So, what have I learnt/achieved? Modest gains but important ones I believe. Technically, I’ve developed confidence and some competence in podcasting, podcatching and blogging and have gained some experience and food-for-thought from trialling these with classes of students. I was pleasantly surprised and somewhat bemused to see how students in my Indonesian classes, after listening in their own (home) time to some Indonesian language-related podcasts I had created, talk positively about their usefulness and get inspired to create their own podcasts in turn and post these online for other students to share. I had just assumed that, since there were already commercially produced audio files available (associated with their Indonesian text book), that a few more that I produced wouldn’t be such a big deal. But there was something about the fact that it was their teacher’s voice, not the voice of someone they didn’t know, and that that voice was posted for a potentially much wider audience to hear, that seemed to strike a chord with them.

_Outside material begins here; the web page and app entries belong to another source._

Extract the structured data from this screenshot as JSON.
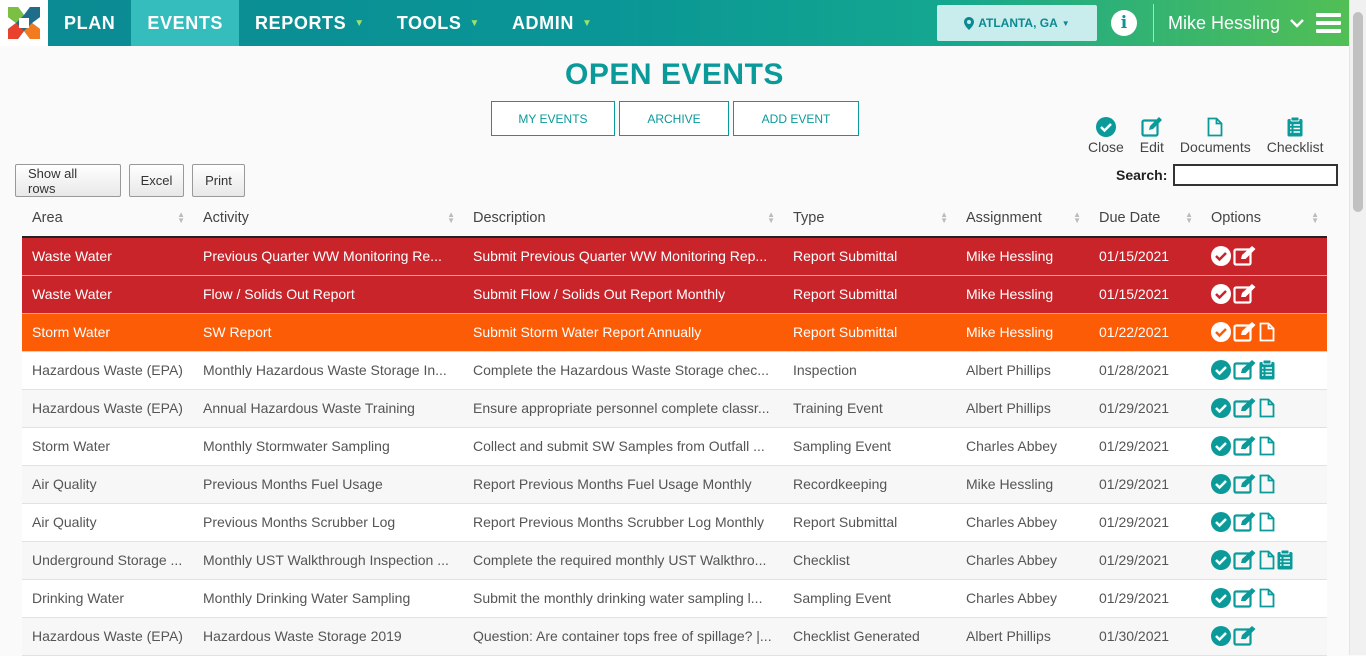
{
  "nav": {
    "items": [
      {
        "label": "PLAN",
        "caret": false,
        "active": false
      },
      {
        "label": "EVENTS",
        "caret": false,
        "active": true
      },
      {
        "label": "REPORTS",
        "caret": true,
        "active": false
      },
      {
        "label": "TOOLS",
        "caret": true,
        "active": false
      },
      {
        "label": "ADMIN",
        "caret": true,
        "active": false
      }
    ],
    "location": "ATLANTA, GA",
    "user": "Mike Hessling"
  },
  "page": {
    "title": "OPEN EVENTS",
    "buttons": {
      "my_events": "MY EVENTS",
      "archive": "ARCHIVE",
      "add_event": "ADD EVENT"
    },
    "legend": {
      "close": "Close",
      "edit": "Edit",
      "documents": "Documents",
      "checklist": "Checklist"
    },
    "toolbar": {
      "show_all": "Show all rows",
      "excel": "Excel",
      "print": "Print"
    },
    "search_label": "Search:"
  },
  "colors": {
    "accent": "#0b9a9a",
    "overdue": "#c8242a",
    "due_soon": "#fc5c05"
  },
  "table": {
    "columns": [
      "Area",
      "Activity",
      "Description",
      "Type",
      "Assignment",
      "Due Date",
      "Options"
    ],
    "rows": [
      {
        "status": "red",
        "area": "Waste Water",
        "activity": "Previous Quarter WW Monitoring Re...",
        "description": "Submit Previous Quarter WW Monitoring Rep...",
        "type": "Report Submittal",
        "assignment": "Mike Hessling",
        "due": "01/15/2021",
        "options": [
          "close",
          "edit"
        ]
      },
      {
        "status": "red",
        "area": "Waste Water",
        "activity": "Flow / Solids Out Report",
        "description": "Submit Flow / Solids Out Report Monthly",
        "type": "Report Submittal",
        "assignment": "Mike Hessling",
        "due": "01/15/2021",
        "options": [
          "close",
          "edit"
        ]
      },
      {
        "status": "orange",
        "area": "Storm Water",
        "activity": "SW Report",
        "description": "Submit Storm Water Report Annually",
        "type": "Report Submittal",
        "assignment": "Mike Hessling",
        "due": "01/22/2021",
        "options": [
          "close",
          "edit",
          "document"
        ]
      },
      {
        "status": "normal",
        "area": "Hazardous Waste (EPA)",
        "activity": "Monthly Hazardous Waste Storage In...",
        "description": "Complete the Hazardous Waste Storage chec...",
        "type": "Inspection",
        "assignment": "Albert Phillips",
        "due": "01/28/2021",
        "options": [
          "close",
          "edit",
          "checklist"
        ]
      },
      {
        "status": "normal",
        "area": "Hazardous Waste (EPA)",
        "activity": "Annual Hazardous Waste Training",
        "description": "Ensure appropriate personnel complete classr...",
        "type": "Training Event",
        "assignment": "Albert Phillips",
        "due": "01/29/2021",
        "options": [
          "close",
          "edit",
          "document"
        ]
      },
      {
        "status": "normal",
        "area": "Storm Water",
        "activity": "Monthly Stormwater Sampling",
        "description": "Collect and submit SW Samples from Outfall ...",
        "type": "Sampling Event",
        "assignment": "Charles Abbey",
        "due": "01/29/2021",
        "options": [
          "close",
          "edit",
          "document"
        ]
      },
      {
        "status": "normal",
        "area": "Air Quality",
        "activity": "Previous Months Fuel Usage",
        "description": "Report Previous Months Fuel Usage Monthly",
        "type": "Recordkeeping",
        "assignment": "Mike Hessling",
        "due": "01/29/2021",
        "options": [
          "close",
          "edit",
          "document"
        ]
      },
      {
        "status": "normal",
        "area": "Air Quality",
        "activity": "Previous Months Scrubber Log",
        "description": "Report Previous Months Scrubber Log Monthly",
        "type": "Report Submittal",
        "assignment": "Charles Abbey",
        "due": "01/29/2021",
        "options": [
          "close",
          "edit",
          "document"
        ]
      },
      {
        "status": "normal",
        "area": "Underground Storage ...",
        "activity": "Monthly UST Walkthrough Inspection ...",
        "description": "Complete the required monthly UST Walkthro...",
        "type": "Checklist",
        "assignment": "Charles Abbey",
        "due": "01/29/2021",
        "options": [
          "close",
          "edit",
          "document",
          "checklist"
        ]
      },
      {
        "status": "normal",
        "area": "Drinking Water",
        "activity": "Monthly Drinking Water Sampling",
        "description": "Submit the monthly drinking water sampling l...",
        "type": "Sampling Event",
        "assignment": "Charles Abbey",
        "due": "01/29/2021",
        "options": [
          "close",
          "edit",
          "document"
        ]
      },
      {
        "status": "normal",
        "area": "Hazardous Waste (EPA)",
        "activity": "Hazardous Waste Storage 2019",
        "description": "Question: Are container tops free of spillage? |...",
        "type": "Checklist Generated",
        "assignment": "Albert Phillips",
        "due": "01/30/2021",
        "options": [
          "close",
          "edit"
        ]
      }
    ]
  }
}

I’ve also been able to draw on my experience with the PLP Ning and with Elluminate sessions to help bring useful insights to the conversation currently taking place in our school about the place of web 2.0 technologies in enhancing learning. Specifically, insights about how web 2.0 technologies can play a significant role in preparing students (and teachers) for a 21st century which will increasingly:

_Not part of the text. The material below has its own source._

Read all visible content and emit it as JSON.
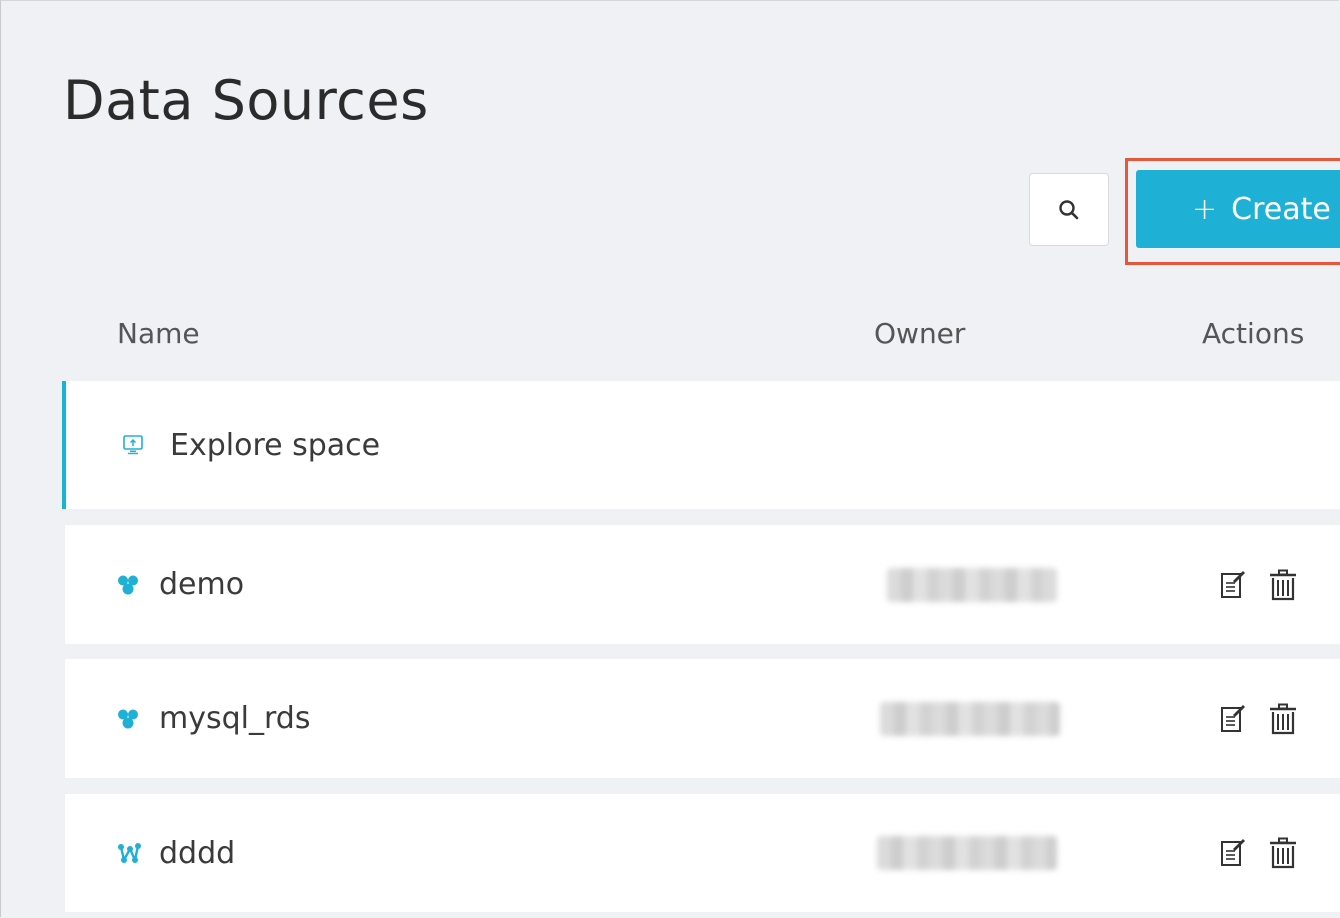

– expect and require digital competence,
– expect and require that all individuals will be able to frame insightful questions and know how to find relevant information, craft answers, and refine these answers in light of feedback actively sought and found
– be more easily negotiated by citizens with understandings and experiences of online collaborative learning,
– be enjoyed more fully by citizens who, rather than being merely passive consumers of information, analyses and multi-media communications, are also willing and able to create and disseminate such communications of their own devising.
So, I was able to be an advocate to the Principal’s executive group at our school (since I was able to talk from a position of having some first-hand experience) for those individual teachers who wanted to set-up blogs and use social networking sites to be a means by which they could focus on school learning activities (including, but not limited to specific school subject-related learning). Fears about relinquishing ‘control’, and about potential inappropriate use/behaviour of participating individual students, or undesirable ‘outsiders’ were able to be allayed.
Still much more to learn, much more work to be done with other teachers to encourage them to get out of their comfort zone, much more for me to try with my classes, more for me to do by widening my own online professional networks, but I recognise that I don’t have to know all the answers before I start – after all, one of the great advantages of using web 2.0 technologies is being able to utilise their power to harness the creative talents of huge numbers of people around the globe who can and do quickly respond to calls for help, and who provide feedback, encouragement and useful suggestions to challenge, extend and improve my thinking and that of my students